Records for this task =
-.-.-

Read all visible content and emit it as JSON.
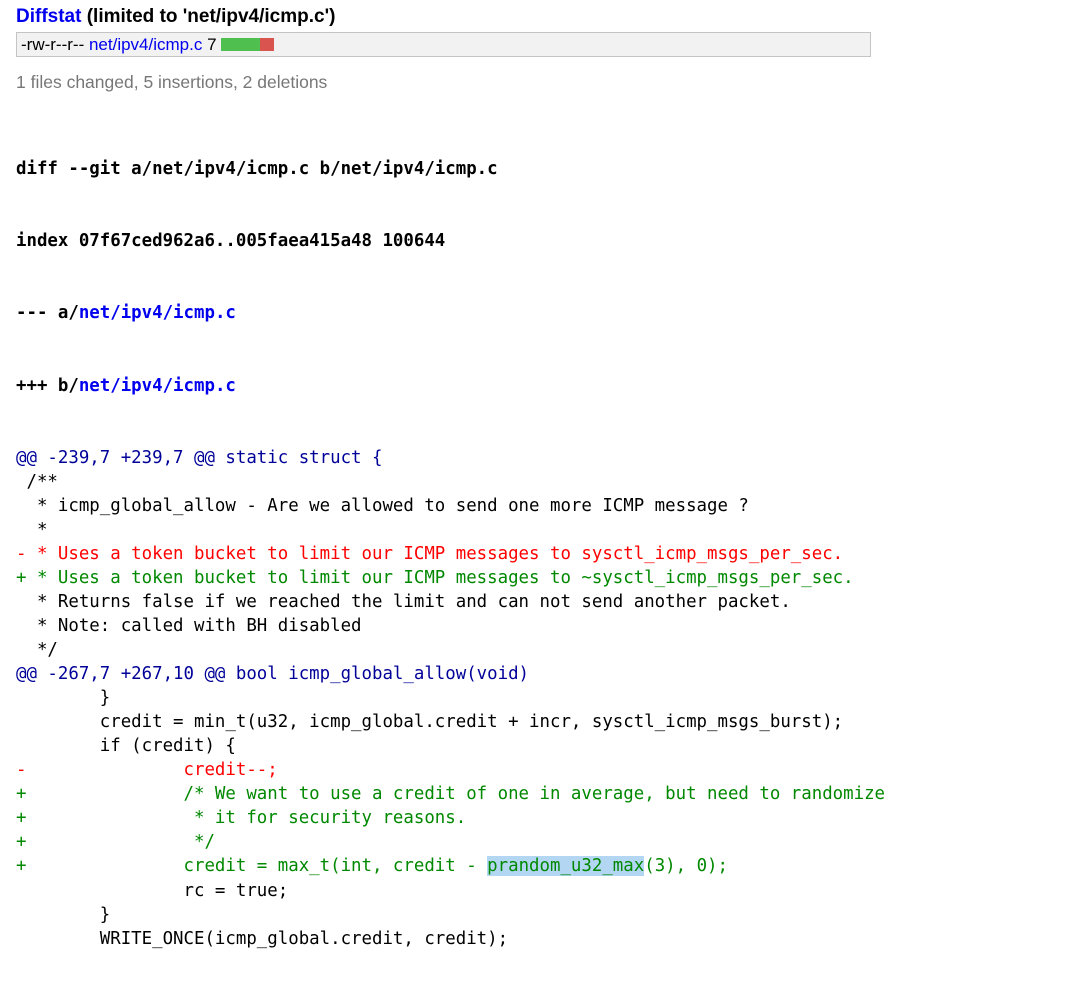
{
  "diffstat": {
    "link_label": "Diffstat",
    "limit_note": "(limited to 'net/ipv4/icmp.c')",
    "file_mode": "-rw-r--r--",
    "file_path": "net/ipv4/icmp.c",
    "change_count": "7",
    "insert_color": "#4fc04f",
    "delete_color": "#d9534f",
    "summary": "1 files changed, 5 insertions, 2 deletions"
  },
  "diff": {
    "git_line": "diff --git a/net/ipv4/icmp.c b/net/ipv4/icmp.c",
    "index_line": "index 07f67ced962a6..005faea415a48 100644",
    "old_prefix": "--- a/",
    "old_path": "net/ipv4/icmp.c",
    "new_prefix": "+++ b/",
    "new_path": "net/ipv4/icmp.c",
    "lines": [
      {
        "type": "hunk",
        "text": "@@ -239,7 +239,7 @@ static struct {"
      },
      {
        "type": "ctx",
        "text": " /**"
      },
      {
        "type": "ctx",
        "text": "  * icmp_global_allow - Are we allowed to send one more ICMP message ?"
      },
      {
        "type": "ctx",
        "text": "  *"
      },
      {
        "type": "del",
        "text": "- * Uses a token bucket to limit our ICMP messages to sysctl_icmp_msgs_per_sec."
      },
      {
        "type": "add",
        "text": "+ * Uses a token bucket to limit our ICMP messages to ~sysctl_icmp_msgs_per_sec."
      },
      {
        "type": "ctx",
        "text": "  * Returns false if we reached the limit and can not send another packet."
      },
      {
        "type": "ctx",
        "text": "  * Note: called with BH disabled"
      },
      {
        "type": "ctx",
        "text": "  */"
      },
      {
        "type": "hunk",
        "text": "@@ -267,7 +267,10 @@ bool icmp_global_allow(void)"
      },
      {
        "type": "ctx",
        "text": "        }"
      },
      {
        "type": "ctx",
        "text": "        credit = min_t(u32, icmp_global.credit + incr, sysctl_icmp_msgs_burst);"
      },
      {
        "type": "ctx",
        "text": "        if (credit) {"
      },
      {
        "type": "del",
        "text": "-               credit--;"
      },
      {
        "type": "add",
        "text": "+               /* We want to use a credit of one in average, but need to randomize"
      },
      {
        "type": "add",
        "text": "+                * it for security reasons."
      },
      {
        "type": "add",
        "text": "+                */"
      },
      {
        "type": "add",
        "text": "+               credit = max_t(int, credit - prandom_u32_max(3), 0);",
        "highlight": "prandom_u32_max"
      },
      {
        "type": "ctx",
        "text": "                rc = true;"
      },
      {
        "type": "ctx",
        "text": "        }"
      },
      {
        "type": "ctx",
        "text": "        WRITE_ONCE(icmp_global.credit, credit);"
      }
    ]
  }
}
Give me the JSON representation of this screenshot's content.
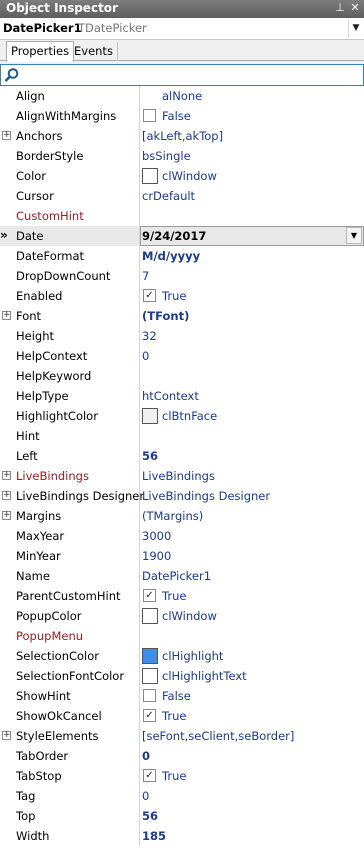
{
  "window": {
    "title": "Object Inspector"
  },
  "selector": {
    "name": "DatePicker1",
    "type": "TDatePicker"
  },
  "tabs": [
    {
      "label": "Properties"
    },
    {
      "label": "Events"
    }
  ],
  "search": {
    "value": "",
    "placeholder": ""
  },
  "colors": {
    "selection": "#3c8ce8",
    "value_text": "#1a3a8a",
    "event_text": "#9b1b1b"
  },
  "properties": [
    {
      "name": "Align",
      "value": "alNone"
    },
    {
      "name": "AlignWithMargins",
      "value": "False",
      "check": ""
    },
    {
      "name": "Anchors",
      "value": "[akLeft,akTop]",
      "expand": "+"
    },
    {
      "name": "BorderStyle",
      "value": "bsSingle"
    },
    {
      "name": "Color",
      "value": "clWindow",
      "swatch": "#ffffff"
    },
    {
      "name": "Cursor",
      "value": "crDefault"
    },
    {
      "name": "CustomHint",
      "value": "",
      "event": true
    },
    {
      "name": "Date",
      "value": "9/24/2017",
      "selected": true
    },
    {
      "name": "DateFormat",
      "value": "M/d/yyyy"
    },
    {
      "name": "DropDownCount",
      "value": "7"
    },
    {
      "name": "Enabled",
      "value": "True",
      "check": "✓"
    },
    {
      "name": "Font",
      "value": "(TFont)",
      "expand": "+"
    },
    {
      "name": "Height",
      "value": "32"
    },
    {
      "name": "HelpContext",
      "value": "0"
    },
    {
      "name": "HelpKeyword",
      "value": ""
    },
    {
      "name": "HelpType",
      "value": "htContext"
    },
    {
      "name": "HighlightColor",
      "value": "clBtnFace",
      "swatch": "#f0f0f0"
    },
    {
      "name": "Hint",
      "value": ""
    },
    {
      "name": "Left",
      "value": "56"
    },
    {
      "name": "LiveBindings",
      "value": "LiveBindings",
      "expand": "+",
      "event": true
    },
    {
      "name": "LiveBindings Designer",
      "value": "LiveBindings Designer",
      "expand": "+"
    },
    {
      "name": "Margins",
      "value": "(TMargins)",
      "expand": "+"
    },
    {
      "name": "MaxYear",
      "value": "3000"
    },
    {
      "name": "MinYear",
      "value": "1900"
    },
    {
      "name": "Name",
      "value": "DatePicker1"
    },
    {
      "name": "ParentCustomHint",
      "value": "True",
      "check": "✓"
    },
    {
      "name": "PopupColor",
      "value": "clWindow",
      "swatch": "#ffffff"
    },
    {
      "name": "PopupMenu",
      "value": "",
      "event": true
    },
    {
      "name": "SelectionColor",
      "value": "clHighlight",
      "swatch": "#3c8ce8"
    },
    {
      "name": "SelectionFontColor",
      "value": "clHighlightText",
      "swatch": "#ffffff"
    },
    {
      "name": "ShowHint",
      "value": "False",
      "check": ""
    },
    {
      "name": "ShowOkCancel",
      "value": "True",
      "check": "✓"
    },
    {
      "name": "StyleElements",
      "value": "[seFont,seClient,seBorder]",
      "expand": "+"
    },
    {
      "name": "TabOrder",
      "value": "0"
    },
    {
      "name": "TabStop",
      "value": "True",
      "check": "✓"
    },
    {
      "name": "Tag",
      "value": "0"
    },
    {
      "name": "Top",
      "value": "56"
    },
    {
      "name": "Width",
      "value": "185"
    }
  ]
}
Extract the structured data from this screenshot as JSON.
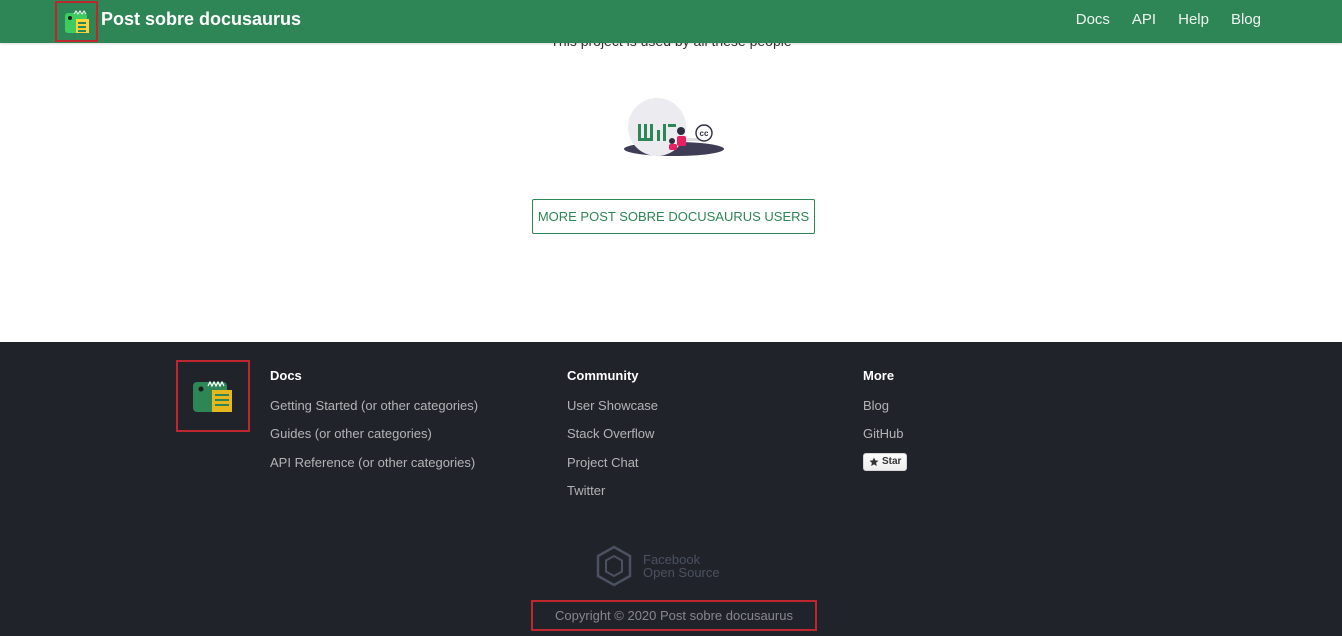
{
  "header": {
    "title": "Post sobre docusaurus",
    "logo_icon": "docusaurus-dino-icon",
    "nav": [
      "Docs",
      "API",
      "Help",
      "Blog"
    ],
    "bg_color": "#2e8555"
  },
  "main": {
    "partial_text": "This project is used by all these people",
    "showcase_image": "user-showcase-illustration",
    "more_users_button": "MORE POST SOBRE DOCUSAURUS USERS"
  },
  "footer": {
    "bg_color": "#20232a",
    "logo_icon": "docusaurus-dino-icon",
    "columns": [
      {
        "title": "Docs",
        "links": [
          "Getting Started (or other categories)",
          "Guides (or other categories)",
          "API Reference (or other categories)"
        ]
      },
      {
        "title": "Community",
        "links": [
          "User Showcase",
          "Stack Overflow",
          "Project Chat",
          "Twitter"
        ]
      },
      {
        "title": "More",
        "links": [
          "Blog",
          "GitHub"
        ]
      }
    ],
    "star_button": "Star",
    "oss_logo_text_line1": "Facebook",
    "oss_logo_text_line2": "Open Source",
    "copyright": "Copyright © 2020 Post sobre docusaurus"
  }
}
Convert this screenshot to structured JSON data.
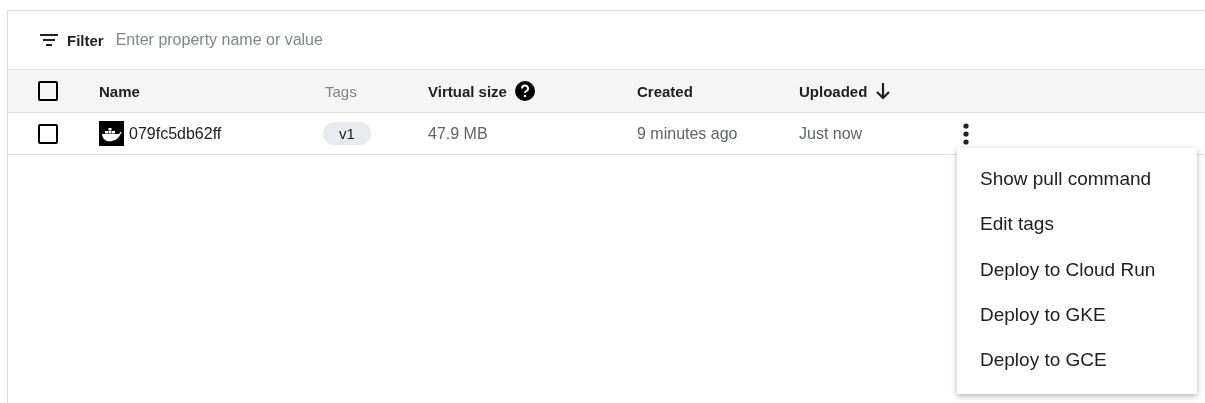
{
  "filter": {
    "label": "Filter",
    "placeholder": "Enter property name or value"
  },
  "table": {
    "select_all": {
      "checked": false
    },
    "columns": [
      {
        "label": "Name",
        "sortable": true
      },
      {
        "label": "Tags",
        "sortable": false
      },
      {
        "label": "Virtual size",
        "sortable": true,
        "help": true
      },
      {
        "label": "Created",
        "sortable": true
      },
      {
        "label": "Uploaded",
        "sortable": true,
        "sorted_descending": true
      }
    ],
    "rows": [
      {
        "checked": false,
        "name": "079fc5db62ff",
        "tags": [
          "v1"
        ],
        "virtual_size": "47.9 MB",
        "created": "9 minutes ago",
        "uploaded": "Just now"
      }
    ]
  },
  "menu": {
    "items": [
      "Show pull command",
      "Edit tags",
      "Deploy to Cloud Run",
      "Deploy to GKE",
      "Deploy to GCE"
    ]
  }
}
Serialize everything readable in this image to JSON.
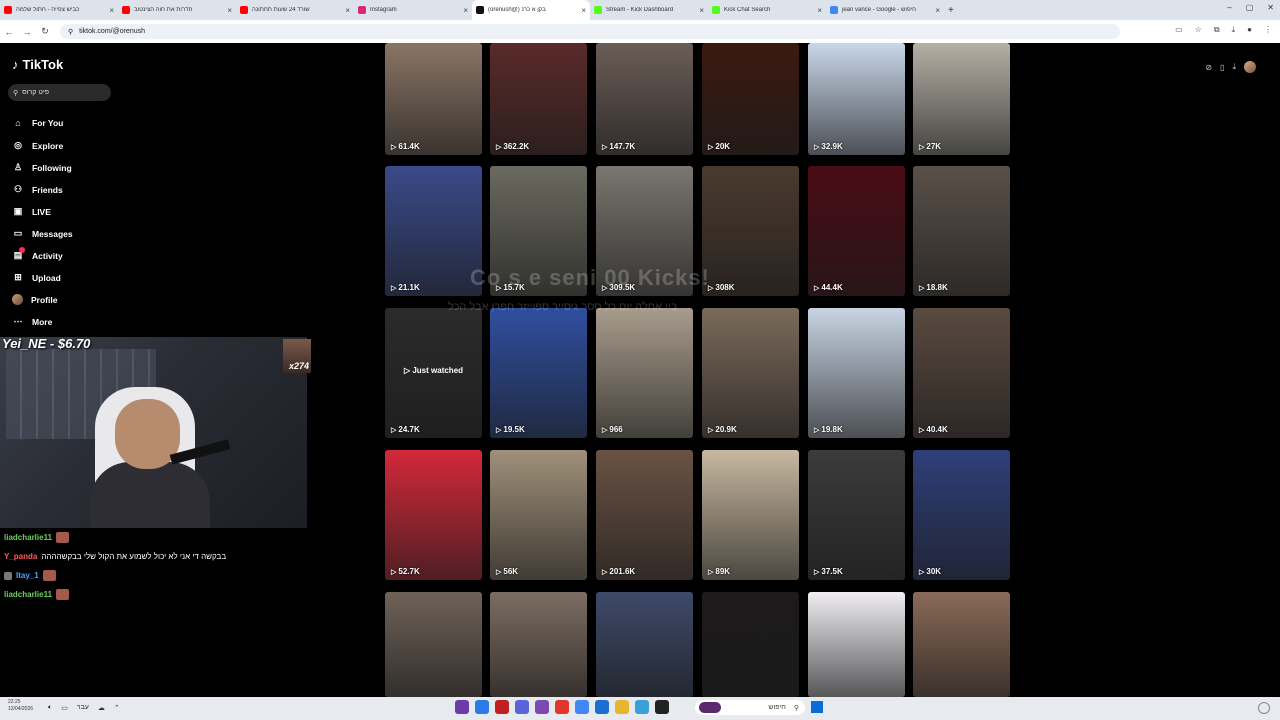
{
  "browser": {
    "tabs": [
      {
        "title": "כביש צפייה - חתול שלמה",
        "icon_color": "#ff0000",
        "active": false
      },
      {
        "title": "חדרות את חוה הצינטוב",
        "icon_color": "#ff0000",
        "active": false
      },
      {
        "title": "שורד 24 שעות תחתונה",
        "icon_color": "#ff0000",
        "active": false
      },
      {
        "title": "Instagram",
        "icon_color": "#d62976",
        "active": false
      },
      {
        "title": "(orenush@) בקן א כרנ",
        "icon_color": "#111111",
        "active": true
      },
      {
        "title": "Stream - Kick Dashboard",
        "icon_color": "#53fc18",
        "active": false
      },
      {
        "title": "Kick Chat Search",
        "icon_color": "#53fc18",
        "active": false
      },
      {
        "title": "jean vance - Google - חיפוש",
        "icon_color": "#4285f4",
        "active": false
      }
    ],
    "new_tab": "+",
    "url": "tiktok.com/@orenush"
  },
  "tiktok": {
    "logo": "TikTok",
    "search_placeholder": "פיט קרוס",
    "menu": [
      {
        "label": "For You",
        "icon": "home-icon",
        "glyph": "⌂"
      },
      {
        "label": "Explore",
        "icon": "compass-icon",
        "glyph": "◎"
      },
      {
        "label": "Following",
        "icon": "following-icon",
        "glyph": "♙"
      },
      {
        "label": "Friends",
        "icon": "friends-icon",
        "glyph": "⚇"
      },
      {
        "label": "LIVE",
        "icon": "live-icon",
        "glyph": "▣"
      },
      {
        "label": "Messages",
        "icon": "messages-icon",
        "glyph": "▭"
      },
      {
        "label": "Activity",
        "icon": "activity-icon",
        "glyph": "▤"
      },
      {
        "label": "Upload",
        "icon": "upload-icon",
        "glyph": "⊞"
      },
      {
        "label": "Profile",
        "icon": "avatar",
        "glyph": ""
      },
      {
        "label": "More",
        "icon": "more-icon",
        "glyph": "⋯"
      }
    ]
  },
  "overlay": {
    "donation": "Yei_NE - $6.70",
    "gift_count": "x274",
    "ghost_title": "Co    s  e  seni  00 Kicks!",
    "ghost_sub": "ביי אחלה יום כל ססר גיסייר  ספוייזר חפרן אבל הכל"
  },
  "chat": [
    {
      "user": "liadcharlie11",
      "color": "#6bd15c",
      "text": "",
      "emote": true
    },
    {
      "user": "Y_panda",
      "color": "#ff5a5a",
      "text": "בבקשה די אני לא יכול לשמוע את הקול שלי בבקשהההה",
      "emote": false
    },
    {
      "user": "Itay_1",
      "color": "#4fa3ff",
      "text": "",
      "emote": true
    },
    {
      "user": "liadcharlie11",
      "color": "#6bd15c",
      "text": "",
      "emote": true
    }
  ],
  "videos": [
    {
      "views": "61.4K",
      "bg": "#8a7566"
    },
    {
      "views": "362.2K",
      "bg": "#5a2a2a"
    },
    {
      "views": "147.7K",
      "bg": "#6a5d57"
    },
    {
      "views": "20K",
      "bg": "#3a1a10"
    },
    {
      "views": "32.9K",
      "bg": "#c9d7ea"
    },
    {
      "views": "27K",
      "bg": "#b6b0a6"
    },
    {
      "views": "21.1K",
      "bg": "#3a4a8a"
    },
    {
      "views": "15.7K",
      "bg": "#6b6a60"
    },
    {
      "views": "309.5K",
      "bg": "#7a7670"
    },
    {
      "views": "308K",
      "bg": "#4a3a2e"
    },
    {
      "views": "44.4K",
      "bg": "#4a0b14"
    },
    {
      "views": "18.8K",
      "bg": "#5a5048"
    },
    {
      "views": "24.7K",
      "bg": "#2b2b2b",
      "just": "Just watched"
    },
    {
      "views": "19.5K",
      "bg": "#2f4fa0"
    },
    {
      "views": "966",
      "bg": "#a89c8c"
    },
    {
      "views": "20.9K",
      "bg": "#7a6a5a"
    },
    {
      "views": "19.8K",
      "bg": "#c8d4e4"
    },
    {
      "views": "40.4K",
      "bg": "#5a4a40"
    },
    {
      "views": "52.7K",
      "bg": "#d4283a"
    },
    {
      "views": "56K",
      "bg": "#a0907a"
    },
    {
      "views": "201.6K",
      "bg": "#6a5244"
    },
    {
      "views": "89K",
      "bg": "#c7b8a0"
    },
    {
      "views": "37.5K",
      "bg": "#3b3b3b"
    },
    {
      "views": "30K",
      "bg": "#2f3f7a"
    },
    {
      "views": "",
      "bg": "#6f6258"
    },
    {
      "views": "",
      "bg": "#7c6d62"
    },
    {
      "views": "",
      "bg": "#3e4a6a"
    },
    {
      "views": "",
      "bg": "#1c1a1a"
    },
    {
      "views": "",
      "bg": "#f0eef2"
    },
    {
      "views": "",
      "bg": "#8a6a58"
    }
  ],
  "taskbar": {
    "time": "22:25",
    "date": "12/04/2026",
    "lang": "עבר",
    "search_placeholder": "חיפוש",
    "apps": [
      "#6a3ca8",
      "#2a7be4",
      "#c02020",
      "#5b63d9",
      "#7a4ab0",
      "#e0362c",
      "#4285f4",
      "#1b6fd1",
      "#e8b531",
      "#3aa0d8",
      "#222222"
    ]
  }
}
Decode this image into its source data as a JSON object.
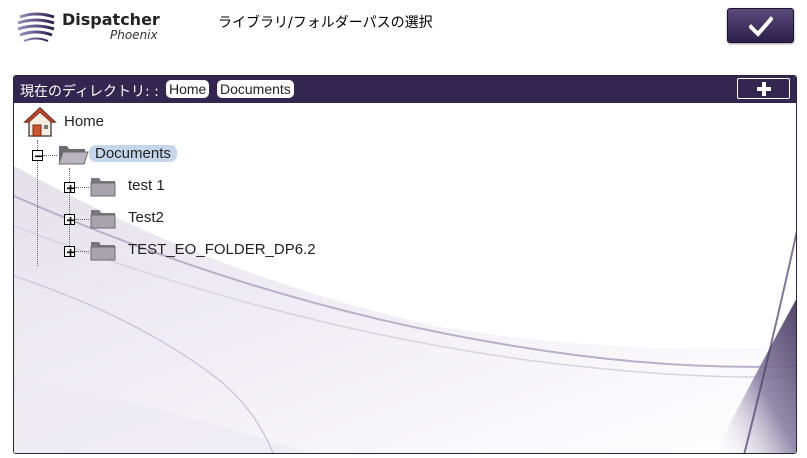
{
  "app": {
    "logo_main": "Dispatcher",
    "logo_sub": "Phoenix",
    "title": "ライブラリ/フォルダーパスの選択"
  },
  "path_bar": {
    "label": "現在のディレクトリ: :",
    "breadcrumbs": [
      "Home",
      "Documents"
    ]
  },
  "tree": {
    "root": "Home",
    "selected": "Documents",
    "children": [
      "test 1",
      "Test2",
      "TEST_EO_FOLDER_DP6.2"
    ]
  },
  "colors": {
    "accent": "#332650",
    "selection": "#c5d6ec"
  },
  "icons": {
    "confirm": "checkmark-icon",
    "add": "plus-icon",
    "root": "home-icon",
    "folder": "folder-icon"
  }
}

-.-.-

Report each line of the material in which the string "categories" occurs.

          "Getting Started (or other categories)",
          "Guides (or other categories)",
          "API Reference (or other categories)"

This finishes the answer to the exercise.